Today, while you patiently wait for me to gather my thoughts, pull up my pants, and scratch my ramblings of the highways into the safe safes of my mind, we do saffron shrimp. This saffron shrimp sauce is a recipe I got from a Bosnian woman who lived in Belgium and worked in a Portuguese restaurant. I wonder in which places in Belgium Sarajevo stared at her.
I see America everywhere in Sarajevo.
If in doubt when making this saffron shrimp sauce, get yourself more shrimp and add a little more heavy cream. You can never have too much as far as I’m concerned. The sauce is simple and seriously good tasting. The shrimp gives it a lightness that can only come from seafood. (Another favorite is the white wine seafood risotto, hake aka European cod with the classic potato salad, and finally there are the breaded Dalmatian calamari. Just don’t make me help you choose!) Meanwhile, the saffron gives it a splash of new, almost honeydew-ish taste. The splash of lemon juice, added at the very end, intensifies and seals the taste in.Print
- 16 ounces shrimp (frozen)
- 1 box of pasta (spaghetti or tagliatelle)
- 5 tablespoons olive oil
- 2 garlic cloves (large)
- 1/2 teaspoon saffron
- Pepper and salt to taste
- 1 lemon (juice only)
- 8 ounces heavy cream
- Take the shrimp out about 30 minutes before making the sauce.
- Cook pasta based on box directions.
- Parallel to pasta, heat olive oil on medium. When hot, add the shrimp in. Sizzle for 1.5-2 minutes on each side.
- Mince garlic and add to the shrimp together with all the seasonings. Stir, and top everything with heavy cream. Bring to low and stir. Simmer for 4-5 minutes then remove off heat. Pour lemon juice in and stir again.

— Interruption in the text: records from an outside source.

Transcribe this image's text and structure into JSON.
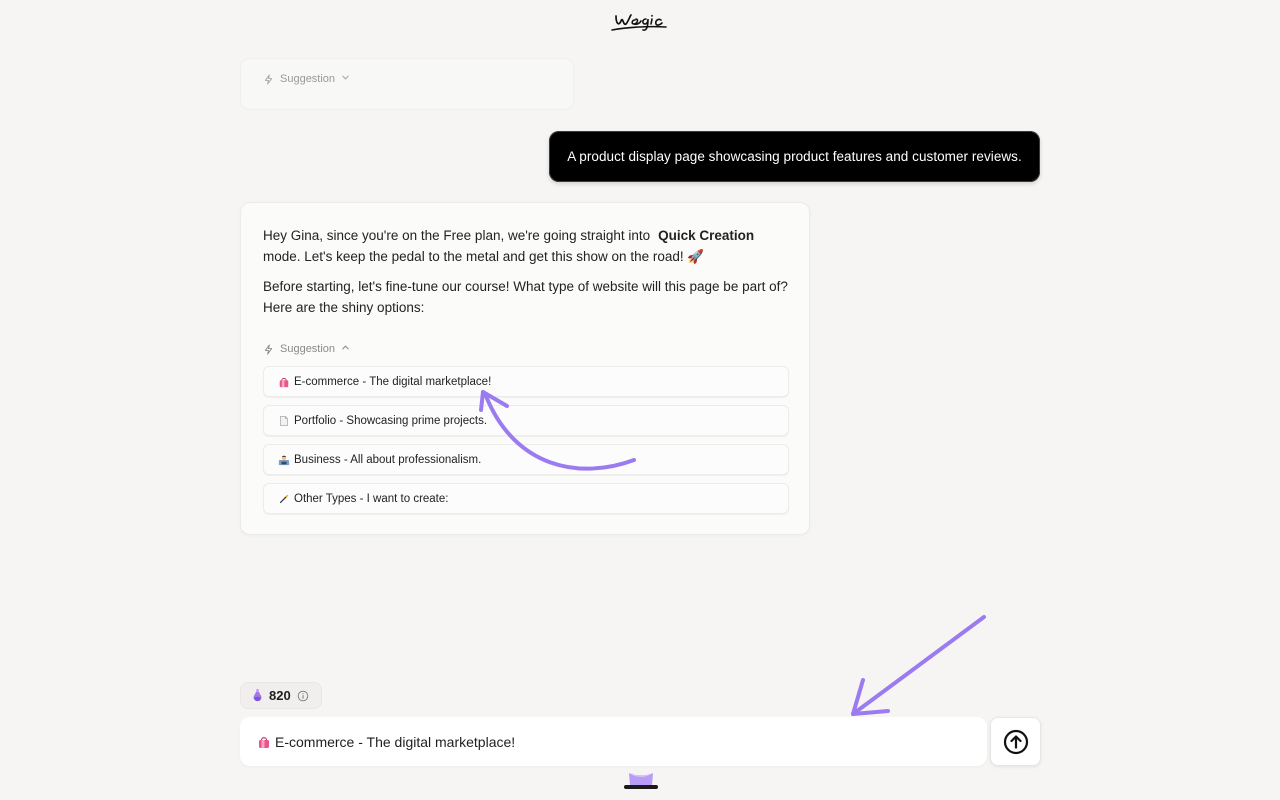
{
  "brand": {
    "logo_text": "wegic"
  },
  "top_card": {
    "suggestion_label": "Suggestion"
  },
  "user_message": "A product display page showcasing product features and customer reviews.",
  "assistant": {
    "p1_text": "Hey Gina, since you're on the Free plan, we're going straight into",
    "p1_strong": "Quick Creation",
    "p1_rest": "mode. Let's keep the pedal to the metal and get this show on the road! 🚀",
    "p2_text": "Before starting, let's fine-tune our course! What type of website will this page be part of? Here are the shiny options:",
    "suggestion_label": "Suggestion",
    "options": [
      {
        "label": "E-commerce - The digital marketplace!",
        "icon": "shopping-bag-icon"
      },
      {
        "label": "Portfolio - Showcasing prime projects.",
        "icon": "document-icon"
      },
      {
        "label": "Business - All about professionalism.",
        "icon": "office-worker-icon"
      },
      {
        "label": "Other Types - I want to create:",
        "icon": "magic-wand-icon"
      }
    ]
  },
  "credits": {
    "value": "820",
    "icon": "potion-icon"
  },
  "composer": {
    "value": "E-commerce - The digital marketplace!",
    "icon": "shopping-bag-icon",
    "send_icon": "arrow-up-circle-icon"
  },
  "colors": {
    "background": "#f6f5f3",
    "user_bubble": "#000000",
    "annotation_arrow": "#9b7cf0",
    "accent_purple": "#b89cf5"
  }
}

- Serve over pasta.
Total cook time will vary depending on pasta. Shrimp sauce is ready in 10 minutes.